Source
#1Lenora Marcellus (UVic: University of Victoria)H-Index: 10
Study backgroundJournals are key learning mechanisms for nursing organizations. Analysis of publications provides opportunities to explore influences, priorities, and perspectives of nurses over ti...
1 CitationsSource
#1María del Carmen Giménez-Espert (University of Valencia)H-Index: 2
#2Vicente Javier Prado-Gascó (University of Valencia)H-Index: 7
2 CitationsSource
#1David Richards (University of Exeter)H-Index: 68
#2Gunilla Borglin (Malmö University)H-Index: 16
Abstract In this article we ask our profession to consider whether something is rotten at the core of modern nursing. We will use our own experiences as patients, together with published literature, to ask questions of our profession in perpetrating what one of our colleagues recently, and with great embarrassment, referred to as ‘shitty nursing’. Our intention is most certainly not to offend any readers, for this term has been used in literature for more than one hundred years to describe bad s...
3 CitationsSource
#1David RichardsH-Index: 68
#2Tove Aminda Hanssen (University of Tromsø)H-Index: 8
Last. Gunilla Borglin (Malmö University)H-Index: 16
view all 3 authors...
3 CitationsSource
#1C Pentecost (University of Exeter)H-Index: 16
#2David Richards (University of Exeter)H-Index: 68
Last. Julia Frost (University of Exeter)H-Index: 12
view all 3 authors...
This is an independent research study funded by a UK National Institute of Health Research (NIHR) Programme Development Grant (RP-DG-1214-10001) and a NIHR Senior Investigator award to DAR. DAR and VG are also supported by the National Institute for Health Research (NIHR) Collaboration for Leadership in Applied Health Research and Care South West Peninsula.
Source
#1Sandra M.G. Zwakhalen (UM: Maastricht University)H-Index: 23
#2Jan P.H. Hamers (UM: Maastricht University)H-Index: 35
Last. Marieke J. Schuurmans (UU: Utrecht University)H-Index: 37
view all 9 authors...
Aims and objectives: To describe and discuss the “Basic Care Revisited” (BCR) research programme, a collaborative initiative that contributes to evidence-based basic nursing care and raises awareness about the importance of basic nursing care activities. Background: While basic nursing care serves nearly all people at some point in their lifetime, it is poorly informed by evidence. There is a need to prioritise and evaluate basic nursing care activities to improve patient outcomes and improve th...
10 CitationsSource
#1Hale Turhan Damar (Dokuz Eylül University)H-Index: 1
#2Özlem Bilik (Dokuz Eylül University)H-Index: 2
Last. Muhammet Damar (Dokuz Eylül University)H-Index: 1
view all 5 authors...

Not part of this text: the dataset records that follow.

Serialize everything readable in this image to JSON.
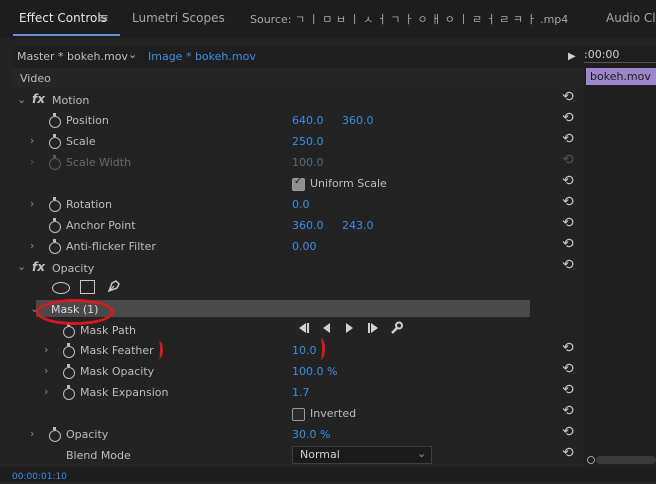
{
  "tabs": {
    "effect_controls": "Effect Controls",
    "menu_icon": "≡",
    "lumetri": "Lumetri Scopes",
    "source": "Source: ㄱ ㅣ ㅁ ㅂ ㅣ ㅅ ㅓ ㄱ ㅏ ㅇ ㅐ ㅇ ㅣ ㄹ ㅓ ㄹ ㅋ ㅏ .mp4",
    "audio": "Audio Clip"
  },
  "crumb": {
    "master": "Master * bokeh.mov",
    "clip": "Image * bokeh.mov",
    "chevron": "⌄",
    "play": "▶"
  },
  "timeline": {
    "time": ":00:00",
    "clip": "bokeh.mov",
    "timecode": "00:00:01:10"
  },
  "section": "Video",
  "motion": {
    "fx": "fx",
    "title": "Motion",
    "position": {
      "label": "Position",
      "x": "640.0",
      "y": "360.0"
    },
    "scale": {
      "label": "Scale",
      "value": "250.0"
    },
    "scale_width": {
      "label": "Scale Width",
      "value": "100.0"
    },
    "uniform_scale": "Uniform Scale",
    "rotation": {
      "label": "Rotation",
      "value": "0.0"
    },
    "anchor": {
      "label": "Anchor Point",
      "x": "360.0",
      "y": "243.0"
    },
    "antiflicker": {
      "label": "Anti-flicker Filter",
      "value": "0.00"
    }
  },
  "opacity": {
    "fx": "fx",
    "title": "Opacity",
    "mask": "Mask (1)",
    "mask_path": "Mask Path",
    "mask_feather": {
      "label": "Mask Feather",
      "value": "10.0"
    },
    "mask_opacity": {
      "label": "Mask Opacity",
      "value": "100.0 %"
    },
    "mask_expansion": {
      "label": "Mask Expansion",
      "value": "1.7"
    },
    "inverted": "Inverted",
    "opacity": {
      "label": "Opacity",
      "value": "30.0 %"
    },
    "blend": {
      "label": "Blend Mode",
      "value": "Normal"
    }
  },
  "colors": {
    "accent": "#3d8fe3",
    "clip": "#9b87c9",
    "annotation": "#e0161c"
  },
  "icons": {
    "reset": "⟲"
  }
}
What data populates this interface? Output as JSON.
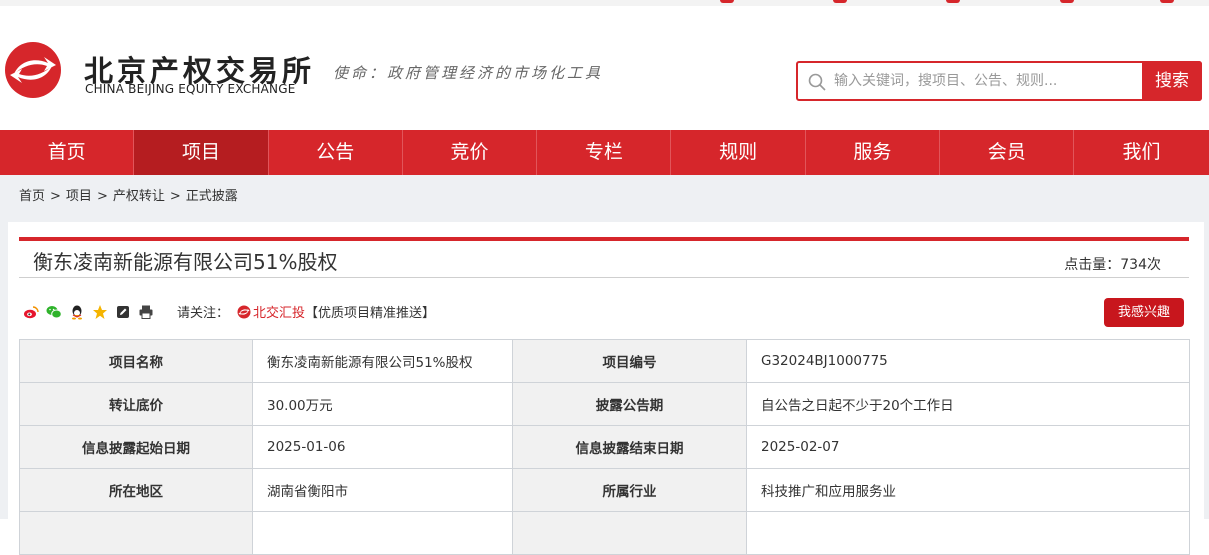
{
  "header": {
    "logo_cn": "北京产权交易所",
    "logo_en": "CHINA BEIJING EQUITY EXCHANGE",
    "slogan": "使命：政府管理经济的市场化工具",
    "search_placeholder": "输入关键词，搜项目、公告、规则...",
    "search_button": "搜索"
  },
  "nav": {
    "items": [
      "首页",
      "项目",
      "公告",
      "竞价",
      "专栏",
      "规则",
      "服务",
      "会员",
      "我们"
    ],
    "active": "项目"
  },
  "breadcrumb": [
    "首页",
    "项目",
    "产权转让",
    "正式披露"
  ],
  "breadcrumb_separator": ">",
  "project": {
    "title": "衡东凌南新能源有限公司51%股权",
    "clicks": "点击量：734次"
  },
  "share": {
    "icons": [
      "weibo-icon",
      "wechat-icon",
      "qq-icon",
      "favorite-star-icon",
      "edit-icon",
      "print-icon"
    ],
    "follow_label": "请关注：",
    "bj_link": "北交汇投",
    "bj_suffix": "【优质项目精准推送】",
    "interest_button": "我感兴趣"
  },
  "info_table": {
    "rows": [
      [
        "项目名称",
        "衡东凌南新能源有限公司51%股权",
        "项目编号",
        "G32024BJ1000775"
      ],
      [
        "转让底价",
        "30.00万元",
        "披露公告期",
        "自公告之日起不少于20个工作日"
      ],
      [
        "信息披露起始日期",
        "2025-01-06",
        "信息披露结束日期",
        "2025-02-07"
      ],
      [
        "所在地区",
        "湖南省衡阳市",
        "所属行业",
        "科技推广和应用服务业"
      ]
    ]
  },
  "colors": {
    "brand_red": "#d6262b",
    "nav_active": "#b51d20",
    "page_bg": "#eef0f3"
  }
}
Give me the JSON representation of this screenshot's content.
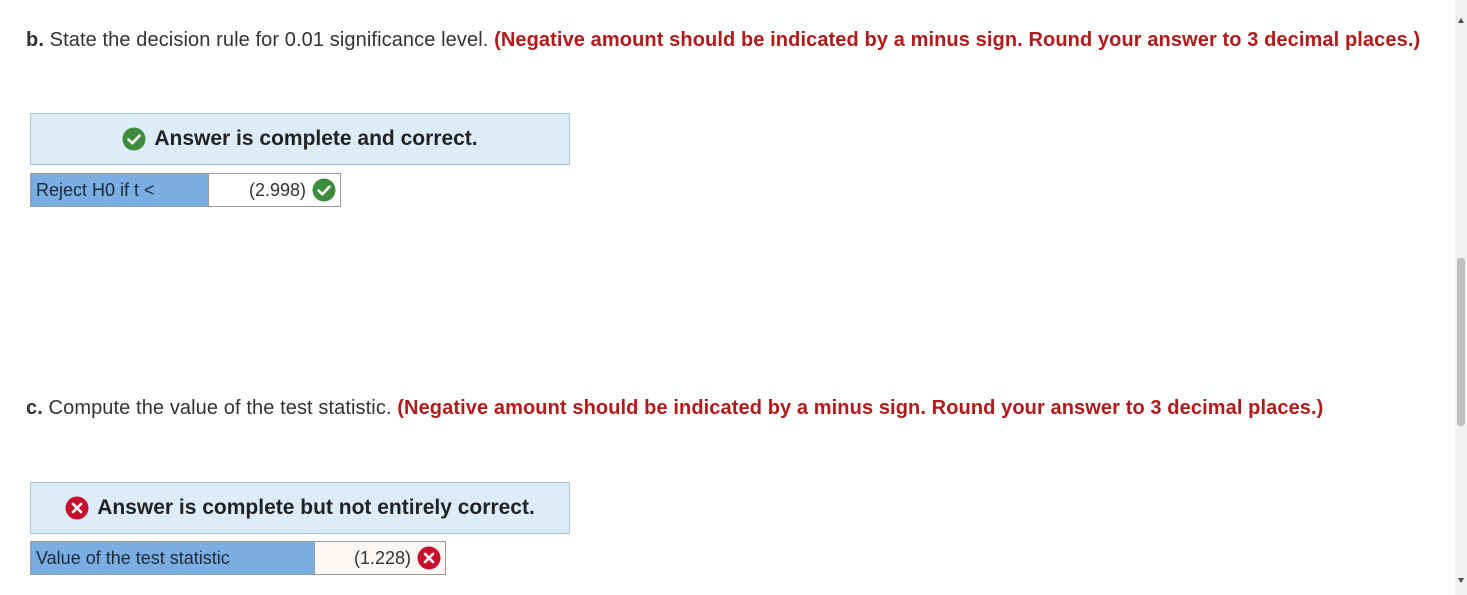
{
  "part_b": {
    "letter": "b.",
    "prompt": " State the decision rule for 0.01 significance level. ",
    "instruction": "(Negative amount should be indicated by a minus sign. Round your answer to 3 decimal places.)",
    "status_text": "Answer is complete and correct.",
    "status_icon": "check-circle-icon",
    "row_label": "Reject H0 if t <",
    "row_value": "(2.998)",
    "row_icon": "check-circle-icon",
    "status_color": "#3d8b3d"
  },
  "part_c": {
    "letter": "c.",
    "prompt": " Compute the value of the test statistic. ",
    "instruction": "(Negative amount should be indicated by a minus sign. Round your answer to 3 decimal places.)",
    "status_text": "Answer is complete but not entirely correct.",
    "status_icon": "x-circle-icon",
    "row_label": "Value of the test statistic",
    "row_value": "(1.228)",
    "row_icon": "x-circle-icon",
    "status_color": "#c8102e"
  },
  "colors": {
    "instruction_red": "#b21a1a",
    "banner_bg": "#dcecf8",
    "label_bg": "#7aaee3"
  }
}
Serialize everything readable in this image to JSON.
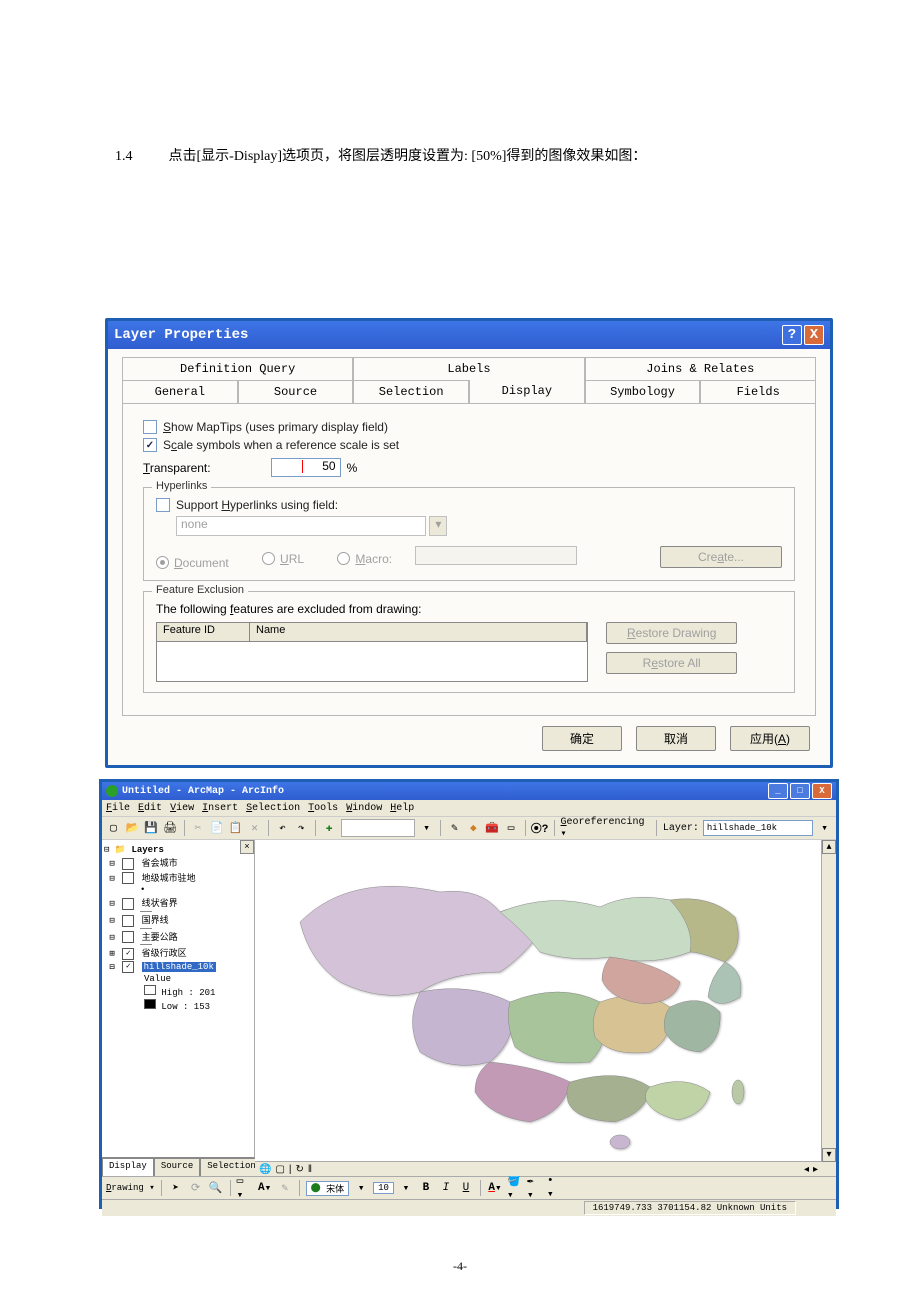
{
  "instruction": {
    "section": "1.4",
    "text": "点击[显示-Display]选项页，将图层透明度设置为: [50%]得到的图像效果如图："
  },
  "dialog": {
    "title": "Layer Properties",
    "tabs_top": [
      "Definition Query",
      "Labels",
      "Joins & Relates"
    ],
    "tabs_bottom": [
      "General",
      "Source",
      "Selection",
      "Display",
      "Symbology",
      "Fields"
    ],
    "show_maptips": "Show MapTips (uses primary display field)",
    "scale_symbols": "Scale symbols when a reference scale is set",
    "transparent_label": "Transparent:",
    "transparent_value": "50",
    "transparent_unit": "%",
    "hyperlinks_legend": "Hyperlinks",
    "support_hyperlinks": "Support Hyperlinks using field:",
    "field_value": "none",
    "radio_document": "Document",
    "radio_url": "URL",
    "radio_macro": "Macro:",
    "create_btn": "Create...",
    "exclusion_legend": "Feature Exclusion",
    "exclusion_text": "The following features are excluded from drawing:",
    "col_feature_id": "Feature ID",
    "col_name": "Name",
    "restore_drawing": "Restore Drawing",
    "restore_all": "Restore All",
    "ok": "确定",
    "cancel": "取消",
    "apply": "应用(A)"
  },
  "app": {
    "title": "Untitled - ArcMap - ArcInfo",
    "menus": [
      "File",
      "Edit",
      "View",
      "Insert",
      "Selection",
      "Tools",
      "Window",
      "Help"
    ],
    "georeferencing": "Georeferencing",
    "layer_label": "Layer:",
    "layer_value": "hillshade_10k",
    "toc_root": "Layers",
    "toc": [
      {
        "label": "省会城市",
        "checked": false
      },
      {
        "label": "地级城市驻地",
        "checked": false
      },
      {
        "label": "线状省界",
        "checked": false,
        "dot": true
      },
      {
        "label": "国界线",
        "checked": false
      },
      {
        "label": "主要公路",
        "checked": false
      },
      {
        "label": "省级行政区",
        "checked": true
      },
      {
        "label": "hillshade_10k",
        "checked": true,
        "selected": true
      }
    ],
    "value_label": "Value",
    "high_label": "High : 201",
    "low_label": "Low : 153",
    "toc_tabs": [
      "Display",
      "Source",
      "Selection"
    ],
    "drawing_label": "Drawing",
    "font_name": "宋体",
    "font_size": "10",
    "status": "1619749.733  3701154.82 Unknown Units"
  },
  "page_number": "-4-"
}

Scientometrics, bibliometrics, webometrics, and informetrics are specific research fields that cover statistical analyses of a particular research field which summarize the information related to topics handled during a particular time period; authors, citations and their demographic characteristics; network relationships among the authors. This study, which can be classified in both scientometrics and webometrics, aims at revealing the current situation and the performance of academicians worki...
1 CitationsSource
#1Julian Hirt (MLU: Martin Luther University of Halle-Wittenberg)H-Index: 1
#2Christian Buhtz (MLU: Martin Luther University of Halle-Wittenberg)
Last. Gabriele Meyer (MLU: Martin Luther University of Halle-Wittenberg)H-Index: 17
view all 4 authors...
Source
#1David Richards (University of Exeter)H-Index: 68
#2Angelique Hilli (University of Exeter)H-Index: 3
Last. Julia Frost (University of Exeter)H-Index: 12
view all 5 authors...
This study was funded by a Programme Development Grant from the UK National Institute of Health Research (NIHR). RP-DG-1214-10001. David Richards and Victoria Goodwin receive funding support from the UK National Institute for Health Research South West Peninsula Collaboration for Leadership in Applied Health Research and Care.
16 CitationsSource